_GIVEN DATA_

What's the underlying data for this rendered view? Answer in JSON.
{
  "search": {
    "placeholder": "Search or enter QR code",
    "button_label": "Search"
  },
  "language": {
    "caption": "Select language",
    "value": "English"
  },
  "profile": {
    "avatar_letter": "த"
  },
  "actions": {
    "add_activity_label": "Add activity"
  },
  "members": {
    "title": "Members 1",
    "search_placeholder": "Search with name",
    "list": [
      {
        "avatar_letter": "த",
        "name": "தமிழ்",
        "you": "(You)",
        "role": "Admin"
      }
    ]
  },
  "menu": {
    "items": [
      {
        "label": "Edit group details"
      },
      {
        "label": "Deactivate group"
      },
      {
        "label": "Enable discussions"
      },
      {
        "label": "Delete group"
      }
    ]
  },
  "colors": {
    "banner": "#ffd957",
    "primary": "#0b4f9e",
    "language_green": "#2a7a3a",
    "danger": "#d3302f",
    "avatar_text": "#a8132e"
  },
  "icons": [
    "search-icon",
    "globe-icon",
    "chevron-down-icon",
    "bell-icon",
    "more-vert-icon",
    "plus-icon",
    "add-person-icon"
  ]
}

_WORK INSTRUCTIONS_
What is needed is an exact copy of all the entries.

_OUTPUT_
What's the underlying data for this rendered view? Answer in JSON.
{
  "search": {
    "placeholder": "Search or enter QR code",
    "button_label": "Search"
  },
  "language": {
    "caption": "Select language",
    "value": "English"
  },
  "profile": {
    "avatar_letter": "த"
  },
  "actions": {
    "add_activity_label": "Add activity"
  },
  "members": {
    "title": "Members 1",
    "search_placeholder": "Search with name",
    "list": [
      {
        "avatar_letter": "த",
        "name": "தமிழ்",
        "you": "(You)",
        "role": "Admin"
      }
    ]
  },
  "menu": {
    "items": [
      {
        "label": "Edit group details"
      },
      {
        "label": "Deactivate group"
      },
      {
        "label": "Enable discussions"
      },
      {
        "label": "Delete group"
      }
    ]
  },
  "colors": {
    "banner": "#ffd957",
    "primary": "#0b4f9e",
    "language_green": "#2a7a3a",
    "danger": "#d3302f",
    "avatar_text": "#a8132e"
  },
  "icons": [
    "search-icon",
    "globe-icon",
    "chevron-down-icon",
    "bell-icon",
    "more-vert-icon",
    "plus-icon",
    "add-person-icon"
  ]
}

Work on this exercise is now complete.